• _What the task asks_: If a line in the records below contains the word "JSON", copy it.

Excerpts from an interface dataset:
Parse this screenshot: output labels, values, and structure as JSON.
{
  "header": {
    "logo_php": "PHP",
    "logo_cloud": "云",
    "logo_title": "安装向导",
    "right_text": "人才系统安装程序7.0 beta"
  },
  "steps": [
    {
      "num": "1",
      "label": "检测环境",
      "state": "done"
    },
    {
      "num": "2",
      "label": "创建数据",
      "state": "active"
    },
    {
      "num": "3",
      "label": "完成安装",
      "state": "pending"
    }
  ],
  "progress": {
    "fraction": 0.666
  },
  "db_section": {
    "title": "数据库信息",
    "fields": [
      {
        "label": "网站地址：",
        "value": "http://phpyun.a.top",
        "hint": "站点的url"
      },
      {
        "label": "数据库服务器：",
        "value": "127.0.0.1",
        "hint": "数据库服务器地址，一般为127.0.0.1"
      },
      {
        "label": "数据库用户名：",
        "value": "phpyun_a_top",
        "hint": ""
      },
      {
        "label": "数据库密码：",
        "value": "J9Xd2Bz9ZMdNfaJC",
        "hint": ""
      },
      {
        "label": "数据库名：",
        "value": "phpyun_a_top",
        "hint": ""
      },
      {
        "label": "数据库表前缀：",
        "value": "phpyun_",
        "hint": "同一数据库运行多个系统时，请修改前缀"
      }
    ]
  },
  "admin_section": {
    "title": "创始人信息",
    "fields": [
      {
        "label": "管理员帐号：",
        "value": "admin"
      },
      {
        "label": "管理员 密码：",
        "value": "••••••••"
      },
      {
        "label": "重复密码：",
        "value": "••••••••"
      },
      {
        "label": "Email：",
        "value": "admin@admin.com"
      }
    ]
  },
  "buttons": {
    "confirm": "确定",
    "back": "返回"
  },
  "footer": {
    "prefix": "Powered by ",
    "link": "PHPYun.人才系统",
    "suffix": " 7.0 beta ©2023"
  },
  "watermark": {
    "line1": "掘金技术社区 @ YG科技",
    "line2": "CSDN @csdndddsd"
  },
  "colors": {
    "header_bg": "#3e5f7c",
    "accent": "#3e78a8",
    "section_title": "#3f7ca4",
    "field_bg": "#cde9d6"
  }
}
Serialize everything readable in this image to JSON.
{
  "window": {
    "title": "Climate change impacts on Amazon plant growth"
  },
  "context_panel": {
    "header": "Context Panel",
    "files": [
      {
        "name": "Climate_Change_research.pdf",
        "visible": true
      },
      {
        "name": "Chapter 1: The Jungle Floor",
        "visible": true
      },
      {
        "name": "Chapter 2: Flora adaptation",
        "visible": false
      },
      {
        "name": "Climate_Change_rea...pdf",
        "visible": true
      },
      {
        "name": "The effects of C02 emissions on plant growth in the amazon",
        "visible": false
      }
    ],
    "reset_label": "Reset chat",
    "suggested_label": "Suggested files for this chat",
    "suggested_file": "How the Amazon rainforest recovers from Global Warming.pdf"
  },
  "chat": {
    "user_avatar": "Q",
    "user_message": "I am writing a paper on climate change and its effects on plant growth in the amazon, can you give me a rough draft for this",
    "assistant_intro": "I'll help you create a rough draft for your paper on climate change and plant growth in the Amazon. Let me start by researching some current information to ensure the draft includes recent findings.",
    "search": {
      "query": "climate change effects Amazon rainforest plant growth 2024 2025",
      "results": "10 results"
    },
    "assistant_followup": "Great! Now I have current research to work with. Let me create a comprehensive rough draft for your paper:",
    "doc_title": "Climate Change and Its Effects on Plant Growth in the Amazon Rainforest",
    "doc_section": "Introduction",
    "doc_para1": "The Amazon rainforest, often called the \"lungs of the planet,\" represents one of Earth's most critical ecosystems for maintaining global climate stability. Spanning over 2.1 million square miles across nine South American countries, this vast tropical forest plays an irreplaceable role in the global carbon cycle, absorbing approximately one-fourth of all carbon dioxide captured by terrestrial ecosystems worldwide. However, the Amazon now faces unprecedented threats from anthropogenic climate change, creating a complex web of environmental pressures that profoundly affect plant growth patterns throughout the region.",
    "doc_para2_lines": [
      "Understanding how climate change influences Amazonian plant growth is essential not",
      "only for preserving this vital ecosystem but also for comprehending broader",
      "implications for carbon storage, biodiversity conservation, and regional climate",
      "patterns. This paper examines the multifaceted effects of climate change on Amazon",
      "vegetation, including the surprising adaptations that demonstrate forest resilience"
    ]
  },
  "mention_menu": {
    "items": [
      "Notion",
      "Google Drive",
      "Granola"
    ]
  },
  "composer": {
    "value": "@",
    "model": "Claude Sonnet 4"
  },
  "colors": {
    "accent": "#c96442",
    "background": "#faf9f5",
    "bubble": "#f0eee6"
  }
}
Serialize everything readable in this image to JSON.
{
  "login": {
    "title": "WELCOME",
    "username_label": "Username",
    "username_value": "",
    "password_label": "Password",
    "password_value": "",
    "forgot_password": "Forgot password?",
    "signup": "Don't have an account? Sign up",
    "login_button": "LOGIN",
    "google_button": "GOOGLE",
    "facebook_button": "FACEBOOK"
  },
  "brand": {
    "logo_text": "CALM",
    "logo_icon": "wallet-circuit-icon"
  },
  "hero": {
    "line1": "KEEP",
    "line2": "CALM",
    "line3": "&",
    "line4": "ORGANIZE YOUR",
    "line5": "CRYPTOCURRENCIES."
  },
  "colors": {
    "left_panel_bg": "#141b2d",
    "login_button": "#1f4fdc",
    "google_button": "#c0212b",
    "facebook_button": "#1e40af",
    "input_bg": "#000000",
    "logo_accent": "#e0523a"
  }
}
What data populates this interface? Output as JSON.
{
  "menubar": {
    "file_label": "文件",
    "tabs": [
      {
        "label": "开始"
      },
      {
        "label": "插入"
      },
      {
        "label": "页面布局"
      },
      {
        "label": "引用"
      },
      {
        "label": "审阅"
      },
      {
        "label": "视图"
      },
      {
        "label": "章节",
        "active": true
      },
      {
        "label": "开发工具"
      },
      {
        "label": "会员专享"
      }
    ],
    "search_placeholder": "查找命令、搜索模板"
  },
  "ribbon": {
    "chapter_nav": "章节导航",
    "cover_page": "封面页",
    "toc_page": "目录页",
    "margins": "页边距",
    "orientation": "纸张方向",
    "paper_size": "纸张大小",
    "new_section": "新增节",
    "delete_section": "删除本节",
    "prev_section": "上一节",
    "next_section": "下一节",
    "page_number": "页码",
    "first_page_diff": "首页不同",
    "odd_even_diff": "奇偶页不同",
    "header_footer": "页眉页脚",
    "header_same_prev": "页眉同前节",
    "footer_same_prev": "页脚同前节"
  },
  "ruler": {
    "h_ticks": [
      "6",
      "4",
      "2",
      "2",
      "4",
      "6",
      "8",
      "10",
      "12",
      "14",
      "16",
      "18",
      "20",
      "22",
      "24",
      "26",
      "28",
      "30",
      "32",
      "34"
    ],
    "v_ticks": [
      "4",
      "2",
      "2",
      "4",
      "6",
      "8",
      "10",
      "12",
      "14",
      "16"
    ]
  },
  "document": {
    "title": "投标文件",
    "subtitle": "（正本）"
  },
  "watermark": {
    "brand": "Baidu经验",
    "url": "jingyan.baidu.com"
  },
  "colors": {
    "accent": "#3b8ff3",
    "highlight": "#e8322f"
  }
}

• _Written solution_:
Parse this screenshot: output labels, values, and structure as JSON.
Serialize everything readable in this image to JSON.
Serialize everything readable in this image to JSON.
What data populates this interface? Output as JSON.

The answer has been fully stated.